[Dataset items]
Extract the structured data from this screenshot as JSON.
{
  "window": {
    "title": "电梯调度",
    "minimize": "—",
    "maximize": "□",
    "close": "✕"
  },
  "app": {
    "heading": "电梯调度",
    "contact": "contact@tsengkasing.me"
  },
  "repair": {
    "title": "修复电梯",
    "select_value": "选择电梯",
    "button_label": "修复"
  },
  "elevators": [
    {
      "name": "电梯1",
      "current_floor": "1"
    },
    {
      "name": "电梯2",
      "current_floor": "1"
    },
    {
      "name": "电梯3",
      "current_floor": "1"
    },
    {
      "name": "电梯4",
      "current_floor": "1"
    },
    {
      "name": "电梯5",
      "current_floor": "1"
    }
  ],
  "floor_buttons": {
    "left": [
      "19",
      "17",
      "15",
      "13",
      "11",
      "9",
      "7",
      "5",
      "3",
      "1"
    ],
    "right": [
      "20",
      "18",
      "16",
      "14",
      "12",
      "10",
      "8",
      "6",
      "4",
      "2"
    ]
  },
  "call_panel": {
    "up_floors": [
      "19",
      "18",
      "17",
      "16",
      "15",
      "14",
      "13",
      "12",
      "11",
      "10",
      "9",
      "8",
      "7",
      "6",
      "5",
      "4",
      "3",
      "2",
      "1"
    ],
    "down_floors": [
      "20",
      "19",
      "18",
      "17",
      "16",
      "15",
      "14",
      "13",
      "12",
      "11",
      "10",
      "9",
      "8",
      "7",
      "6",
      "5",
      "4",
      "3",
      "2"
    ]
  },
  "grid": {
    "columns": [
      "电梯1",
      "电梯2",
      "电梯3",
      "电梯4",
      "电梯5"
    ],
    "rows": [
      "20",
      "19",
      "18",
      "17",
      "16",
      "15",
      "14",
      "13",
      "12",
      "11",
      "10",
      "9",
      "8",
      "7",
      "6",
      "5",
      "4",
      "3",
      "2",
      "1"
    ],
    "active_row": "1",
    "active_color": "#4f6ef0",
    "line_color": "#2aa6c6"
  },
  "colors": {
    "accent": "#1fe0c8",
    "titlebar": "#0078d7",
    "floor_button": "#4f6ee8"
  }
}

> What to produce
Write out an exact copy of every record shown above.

> Answer section
Extract the structured data from this screenshot as JSON.
{
  "window": {
    "title": "电梯调度",
    "minimize": "—",
    "maximize": "□",
    "close": "✕"
  },
  "app": {
    "heading": "电梯调度",
    "contact": "contact@tsengkasing.me"
  },
  "repair": {
    "title": "修复电梯",
    "select_value": "选择电梯",
    "button_label": "修复"
  },
  "elevators": [
    {
      "name": "电梯1",
      "current_floor": "1"
    },
    {
      "name": "电梯2",
      "current_floor": "1"
    },
    {
      "name": "电梯3",
      "current_floor": "1"
    },
    {
      "name": "电梯4",
      "current_floor": "1"
    },
    {
      "name": "电梯5",
      "current_floor": "1"
    }
  ],
  "floor_buttons": {
    "left": [
      "19",
      "17",
      "15",
      "13",
      "11",
      "9",
      "7",
      "5",
      "3",
      "1"
    ],
    "right": [
      "20",
      "18",
      "16",
      "14",
      "12",
      "10",
      "8",
      "6",
      "4",
      "2"
    ]
  },
  "call_panel": {
    "up_floors": [
      "19",
      "18",
      "17",
      "16",
      "15",
      "14",
      "13",
      "12",
      "11",
      "10",
      "9",
      "8",
      "7",
      "6",
      "5",
      "4",
      "3",
      "2",
      "1"
    ],
    "down_floors": [
      "20",
      "19",
      "18",
      "17",
      "16",
      "15",
      "14",
      "13",
      "12",
      "11",
      "10",
      "9",
      "8",
      "7",
      "6",
      "5",
      "4",
      "3",
      "2"
    ]
  },
  "grid": {
    "columns": [
      "电梯1",
      "电梯2",
      "电梯3",
      "电梯4",
      "电梯5"
    ],
    "rows": [
      "20",
      "19",
      "18",
      "17",
      "16",
      "15",
      "14",
      "13",
      "12",
      "11",
      "10",
      "9",
      "8",
      "7",
      "6",
      "5",
      "4",
      "3",
      "2",
      "1"
    ],
    "active_row": "1",
    "active_color": "#4f6ef0",
    "line_color": "#2aa6c6"
  },
  "colors": {
    "accent": "#1fe0c8",
    "titlebar": "#0078d7",
    "floor_button": "#4f6ee8"
  }
}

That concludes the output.